Jetpets Vet Dr. Angus provides his top tips to help your dog adjust to your new home
This is a good news story. The moment your dog sees you, or another family member, on arrival from their ride on the big jet plane then suddenly all will become clear as why they just did what they did. And, dogs being dogs, they’ll be so overcome with the joy of seeing you (as they always are), they’ll forget almost completely about what just happened.
Don’t get us wrong, flying isn’t generally a scary experience for dogs – I can say with confidence that after quite a few years of seeing dogs off on flights that dogs who have travelled by air before are always quite happy to do it again. Somewhere in their canine brains, among the info about where they buried all those bones and the TV remote, what time the postie comes past and how many cats to this day are still stuck up that tree, there’s a memory about going in this weird car-like thing where they couldn’t stick their head out of the window but at the end of the ride, that’s right, they were reunited with YOU!!
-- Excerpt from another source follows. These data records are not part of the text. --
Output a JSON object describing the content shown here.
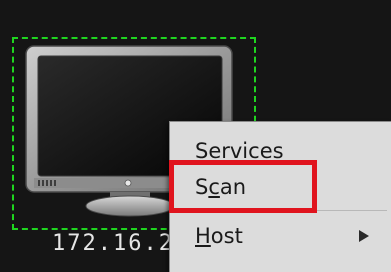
{
  "host": {
    "ip_label": "172.16.2",
    "icon": "monitor-icon"
  },
  "context_menu": {
    "items": [
      {
        "label": "Services",
        "mnemonic": ""
      },
      {
        "label_pre": "S",
        "mnemonic": "c",
        "label_post": "an"
      },
      {
        "label_pre": "",
        "mnemonic": "H",
        "label_post": "ost",
        "submenu_icon": "chevron-right-icon"
      }
    ]
  },
  "colors": {
    "background": "#151515",
    "selection_frame": "#1fd51f",
    "highlight": "#e0141e",
    "menu_bg": "#dcdcdc"
  }
}
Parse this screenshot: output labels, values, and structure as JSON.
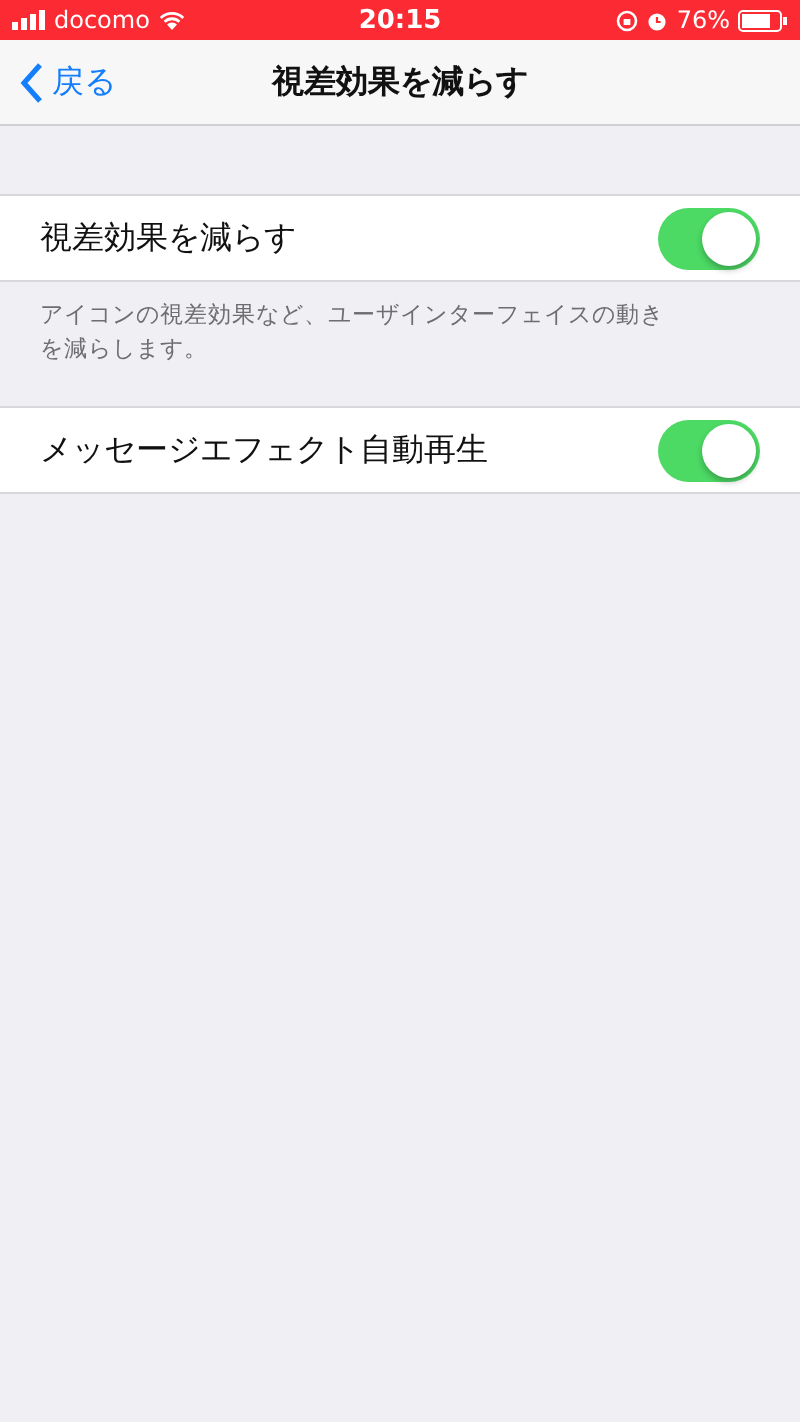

So all that explaining you did before the journey (where actually all they heard was “blah blah blah blah car, blah blah blah blah walk, blah blah blah blah no we are not leaving the cat behind”) now all makes sense.
Unless you happen to own a Border Collie…, they’re different and will have understood every word you said, in fact just give them this electronic device now and they’ll read this themselves. And you know that middle-of-the-row seat you landed? In between the yoghurt covered toddler and that bloke who just won’t stop talking about the Collingwood Football Club? Well, your Border Collie has dipped into those frequent flyer points you were saving up to buy that smoothie juicer (mmmm, kale…) and upgraded you! After all, they’re going business class (with the lie-flat bed and friendly good-looking Jetpets pet handlers pouring the iced waters and telling you what a good boy/girl you are) so why shouldn’t you travel business class too? What, you didn’t know that Qantas sent their premium cabin staff to us for training?
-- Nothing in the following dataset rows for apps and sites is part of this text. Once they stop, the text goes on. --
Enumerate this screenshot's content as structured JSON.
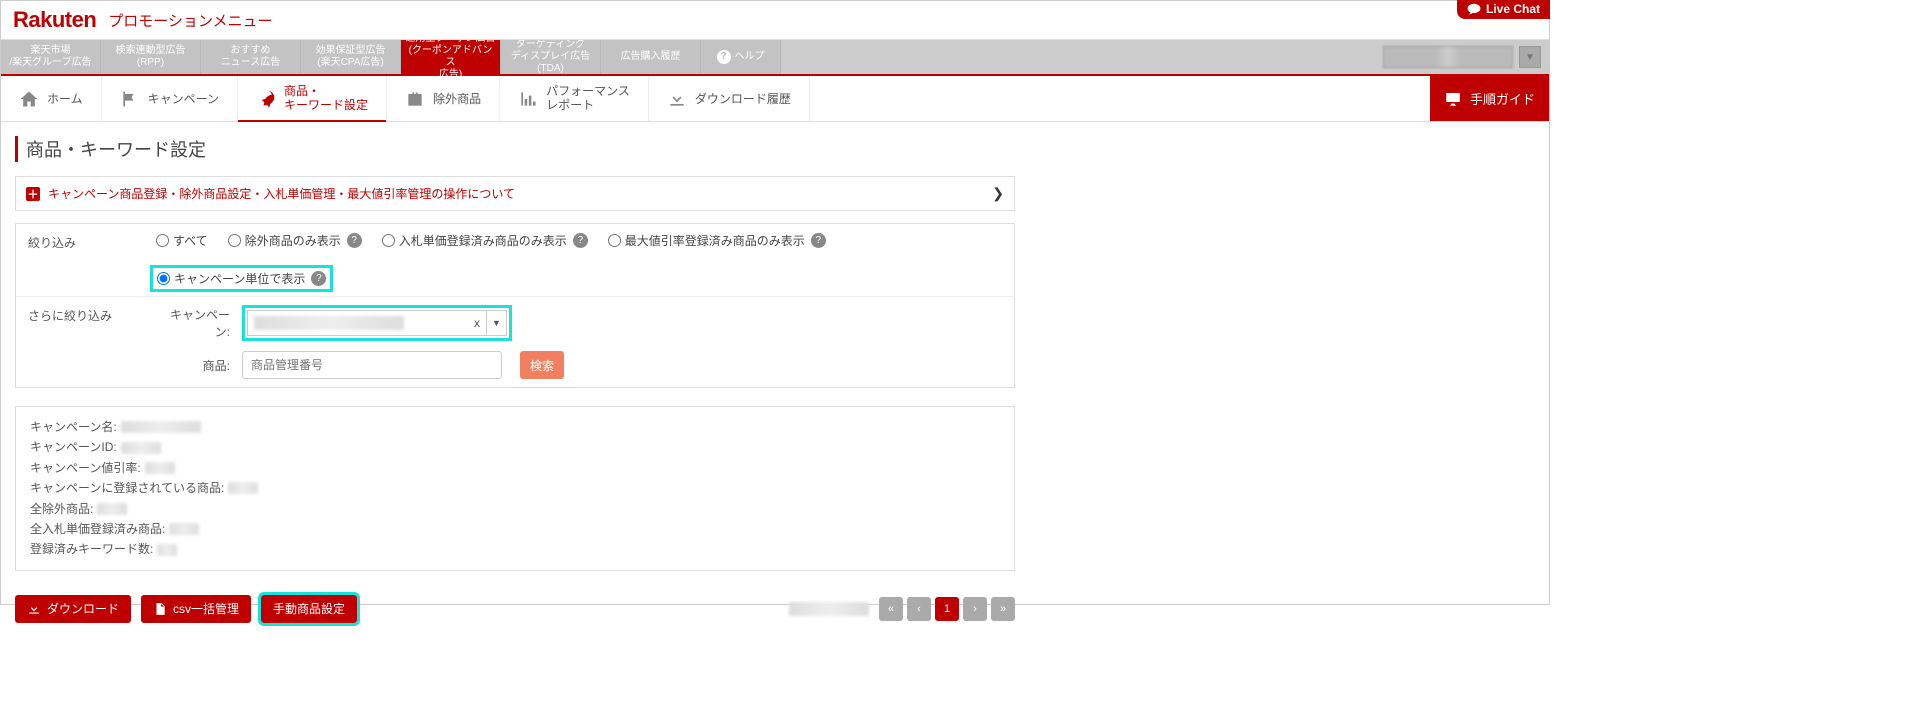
{
  "header": {
    "logo": "Rakuten",
    "title": "プロモーションメニュー",
    "live_chat": "Live Chat"
  },
  "topnav": [
    "楽天市場\n/楽天グループ広告",
    "検索連動型広告\n(RPP)",
    "おすすめ\nニュース広告",
    "効果保証型広告\n(楽天CPA広告)",
    "運用型クーポン広告\n(クーポンアドバンス\n広告)",
    "ターゲティング\nディスプレイ広告\n(TDA)",
    "広告購入履歴",
    "ヘルプ"
  ],
  "topnav_active": 4,
  "subnav": {
    "home": "ホーム",
    "campaign": "キャンペーン",
    "keyword1": "商品・",
    "keyword2": "キーワード設定",
    "excluded": "除外商品",
    "report1": "パフォーマンス",
    "report2": "レポート",
    "history": "ダウンロード履歴",
    "guide": "手順ガイド"
  },
  "page_title": "商品・キーワード設定",
  "accordion": "キャンペーン商品登録・除外商品設定・入札単価管理・最大値引率管理の操作について",
  "filter": {
    "label1": "絞り込み",
    "label2": "さらに絞り込み",
    "opts": {
      "all": "すべて",
      "excluded": "除外商品のみ表示",
      "bid": "入札単価登録済み商品のみ表示",
      "discount": "最大値引率登録済み商品のみ表示",
      "campaign": "キャンペーン単位で表示"
    },
    "campaign_label": "キャンペーン:",
    "product_label": "商品:",
    "product_placeholder": "商品管理番号",
    "search_btn": "検索"
  },
  "info": {
    "k0": "キャンペーン名:",
    "k1": "キャンペーンID:",
    "k2": "キャンペーン値引率:",
    "k3": "キャンペーンに登録されている商品:",
    "k4": "全除外商品:",
    "k5": "全入札単価登録済み商品:",
    "k6": "登録済みキーワード数:"
  },
  "actions": {
    "download": "ダウンロード",
    "csv": "csv一括管理",
    "manual": "手動商品設定"
  },
  "pager": {
    "first": "«",
    "prev": "‹",
    "page": "1",
    "next": "›",
    "last": "»"
  }
}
So, to cut a long story short your dog will still think you’re no less super-awesome than you were before the big trip. And, really, settling in is pretty much a done deal.
What you should do though is take care of few canine personal health and safety issues
1. Make sure your new home is escape-proof
If they’re one of the minority who might leave your side for more than a few seconds then it’s essential to make sure that your new home is escape-proof – so is the lock on the back gate functional, are there any holes/gaps in the fence? If they don’t necessarily get on with other dogs then make sure any neighbours’ dogs can’t make contact with them either by getting some or all of themselves through fences.
2. Keep your dog on a lead
This may be obvious, but even though you and your dog might be totally free spirits, please keep them on a lead – at least for the short walk between the front door of the Jetpets Transit Lounge and your VW Kombi. Nothing gives us the heebie-jeebies more than a loose dog in the car park with cars whizzing past. We want you and your dog to get away safely on your surf trip, those seagulls won’t chase themselves.
3. Visit your local vet
Once you’ve finished unpacking all those sparkly tops, black winter coats (if you’ve moved to Melbourne), beach gear (if you haven’t moved to Melbourne) and the hairdryer (and also once you’ve unpacked your own things – but that’ll only take a couple of minutes right?) it’s a good idea to drop in at your friendly local vet. Apart from being the smartest people on the planet, vets are also good for some more mundane practical things; they can update your dog’s microchip registration details so that if by some dark misfortune your pooch is facing ‘doing time’ down at the pound, your current address and phone number can be looked up and you can be down there in a jiffy to bail them out. We know it’ll be an awkward conversation in the car on the way home but it’s still best the possible outcome at that point in time.
Also ask your professional superhero (the vet) about any prophylactic treatments (such as Heartworm prevention) and vaccinations that they recommend for dogs living your area. Either there might be treatments or vaccinations that weren’t necessary where you used to live or they weren’t available.
Above all we wish you and your best friend the safest and happiest of travels. And if they do the full body wag, or that silly run they do when they’re really happy, then that’s a bonus!